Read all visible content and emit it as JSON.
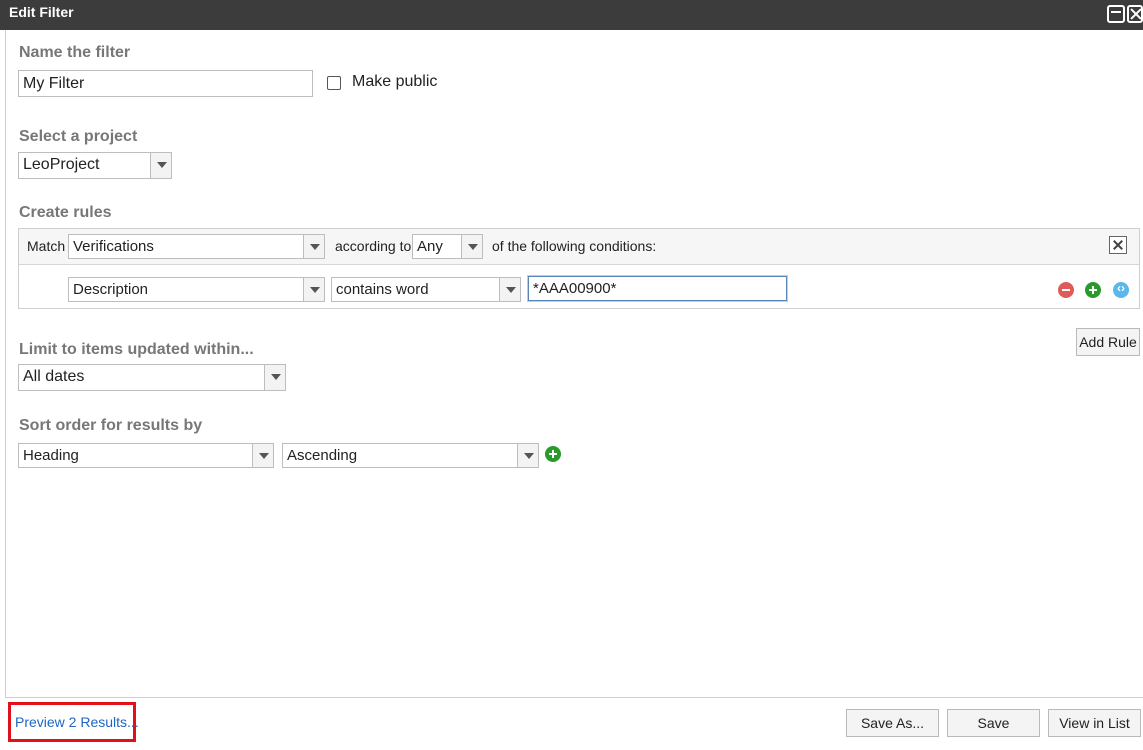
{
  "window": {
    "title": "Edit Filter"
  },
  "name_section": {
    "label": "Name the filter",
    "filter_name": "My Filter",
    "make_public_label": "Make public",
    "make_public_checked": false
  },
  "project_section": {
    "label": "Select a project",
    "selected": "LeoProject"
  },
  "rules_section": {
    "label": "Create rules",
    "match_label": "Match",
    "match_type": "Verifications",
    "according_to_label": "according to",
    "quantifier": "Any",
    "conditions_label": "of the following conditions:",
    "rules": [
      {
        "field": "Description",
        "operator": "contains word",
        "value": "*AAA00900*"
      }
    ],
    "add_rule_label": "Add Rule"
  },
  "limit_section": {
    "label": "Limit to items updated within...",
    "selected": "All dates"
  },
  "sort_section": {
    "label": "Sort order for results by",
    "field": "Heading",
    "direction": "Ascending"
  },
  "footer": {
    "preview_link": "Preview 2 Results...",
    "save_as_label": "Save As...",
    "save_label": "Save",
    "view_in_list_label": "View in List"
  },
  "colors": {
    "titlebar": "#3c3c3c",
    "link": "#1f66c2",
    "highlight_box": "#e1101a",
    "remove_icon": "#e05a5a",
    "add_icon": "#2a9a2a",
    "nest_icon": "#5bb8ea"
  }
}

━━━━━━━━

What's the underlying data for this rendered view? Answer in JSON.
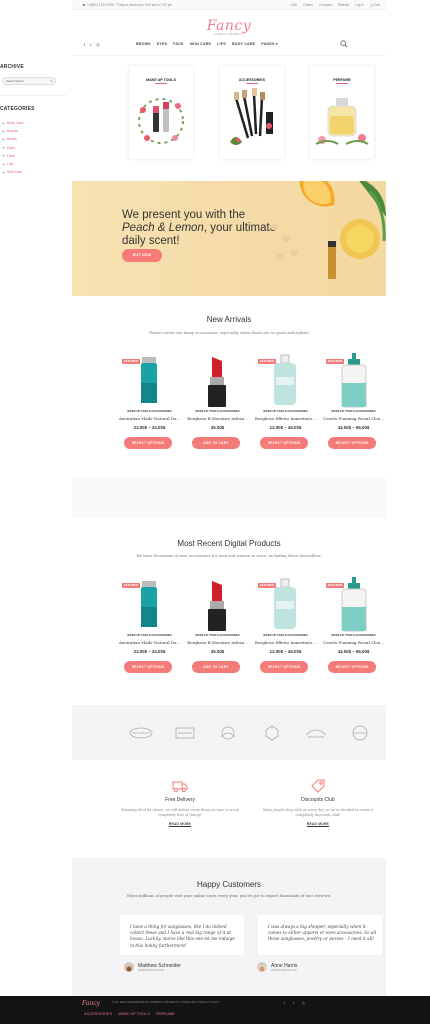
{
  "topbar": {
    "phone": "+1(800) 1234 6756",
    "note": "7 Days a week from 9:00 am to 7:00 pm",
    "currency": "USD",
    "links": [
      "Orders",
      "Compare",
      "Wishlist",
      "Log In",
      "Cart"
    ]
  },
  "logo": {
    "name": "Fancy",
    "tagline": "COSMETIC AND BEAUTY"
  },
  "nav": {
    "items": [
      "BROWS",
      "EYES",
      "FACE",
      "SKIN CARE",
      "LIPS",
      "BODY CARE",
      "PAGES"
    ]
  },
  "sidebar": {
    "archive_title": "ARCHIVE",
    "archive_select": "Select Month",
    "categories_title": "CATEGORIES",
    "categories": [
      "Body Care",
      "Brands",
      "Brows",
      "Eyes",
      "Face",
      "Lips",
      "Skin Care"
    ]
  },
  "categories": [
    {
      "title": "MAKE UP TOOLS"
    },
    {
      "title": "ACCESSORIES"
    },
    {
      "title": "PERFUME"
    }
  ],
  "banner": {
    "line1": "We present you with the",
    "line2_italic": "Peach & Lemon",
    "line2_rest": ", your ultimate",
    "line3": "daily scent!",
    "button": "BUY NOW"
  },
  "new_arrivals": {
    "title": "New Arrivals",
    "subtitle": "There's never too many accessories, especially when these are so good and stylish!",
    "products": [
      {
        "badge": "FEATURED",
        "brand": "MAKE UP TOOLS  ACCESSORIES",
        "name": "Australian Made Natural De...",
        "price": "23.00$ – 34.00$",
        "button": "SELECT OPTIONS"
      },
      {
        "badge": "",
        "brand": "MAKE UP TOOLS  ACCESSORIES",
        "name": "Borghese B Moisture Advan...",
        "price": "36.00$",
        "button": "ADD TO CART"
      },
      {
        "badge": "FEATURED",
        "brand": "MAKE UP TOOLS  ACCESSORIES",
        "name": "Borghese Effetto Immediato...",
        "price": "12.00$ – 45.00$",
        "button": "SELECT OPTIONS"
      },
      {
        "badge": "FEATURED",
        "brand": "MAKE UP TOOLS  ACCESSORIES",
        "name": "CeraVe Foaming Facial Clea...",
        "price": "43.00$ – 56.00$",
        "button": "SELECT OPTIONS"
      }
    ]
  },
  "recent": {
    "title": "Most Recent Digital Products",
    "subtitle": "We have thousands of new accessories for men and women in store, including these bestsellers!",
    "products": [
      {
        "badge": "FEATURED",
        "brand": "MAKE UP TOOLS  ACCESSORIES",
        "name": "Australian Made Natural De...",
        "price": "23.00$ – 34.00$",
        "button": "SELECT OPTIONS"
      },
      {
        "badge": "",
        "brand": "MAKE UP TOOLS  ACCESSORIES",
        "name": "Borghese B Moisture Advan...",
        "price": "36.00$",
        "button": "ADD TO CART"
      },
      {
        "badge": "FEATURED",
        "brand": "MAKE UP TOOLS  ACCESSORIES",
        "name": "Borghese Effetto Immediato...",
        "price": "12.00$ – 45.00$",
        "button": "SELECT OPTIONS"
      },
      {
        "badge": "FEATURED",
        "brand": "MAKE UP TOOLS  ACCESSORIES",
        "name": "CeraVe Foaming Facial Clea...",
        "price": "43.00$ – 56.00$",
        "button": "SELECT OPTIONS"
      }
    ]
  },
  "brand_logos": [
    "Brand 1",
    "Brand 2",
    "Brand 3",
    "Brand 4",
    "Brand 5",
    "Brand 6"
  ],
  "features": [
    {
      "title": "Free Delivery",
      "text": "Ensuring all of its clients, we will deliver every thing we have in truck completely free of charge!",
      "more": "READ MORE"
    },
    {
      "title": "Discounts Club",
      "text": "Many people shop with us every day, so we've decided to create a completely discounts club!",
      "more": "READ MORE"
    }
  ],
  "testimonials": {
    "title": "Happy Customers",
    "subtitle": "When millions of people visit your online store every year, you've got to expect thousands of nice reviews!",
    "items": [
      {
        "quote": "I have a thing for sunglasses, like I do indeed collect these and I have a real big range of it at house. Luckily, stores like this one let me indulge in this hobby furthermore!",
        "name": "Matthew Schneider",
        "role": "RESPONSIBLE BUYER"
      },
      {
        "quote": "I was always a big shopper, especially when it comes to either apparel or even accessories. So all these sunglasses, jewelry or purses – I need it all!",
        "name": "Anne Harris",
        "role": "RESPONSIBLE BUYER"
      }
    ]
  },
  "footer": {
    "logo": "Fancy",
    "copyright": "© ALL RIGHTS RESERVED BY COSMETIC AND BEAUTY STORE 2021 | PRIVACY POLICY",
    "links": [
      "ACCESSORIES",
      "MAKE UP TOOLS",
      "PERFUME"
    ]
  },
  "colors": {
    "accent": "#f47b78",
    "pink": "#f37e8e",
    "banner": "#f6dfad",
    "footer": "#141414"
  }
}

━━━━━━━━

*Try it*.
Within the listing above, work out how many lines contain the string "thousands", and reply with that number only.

*Worked solution*.
2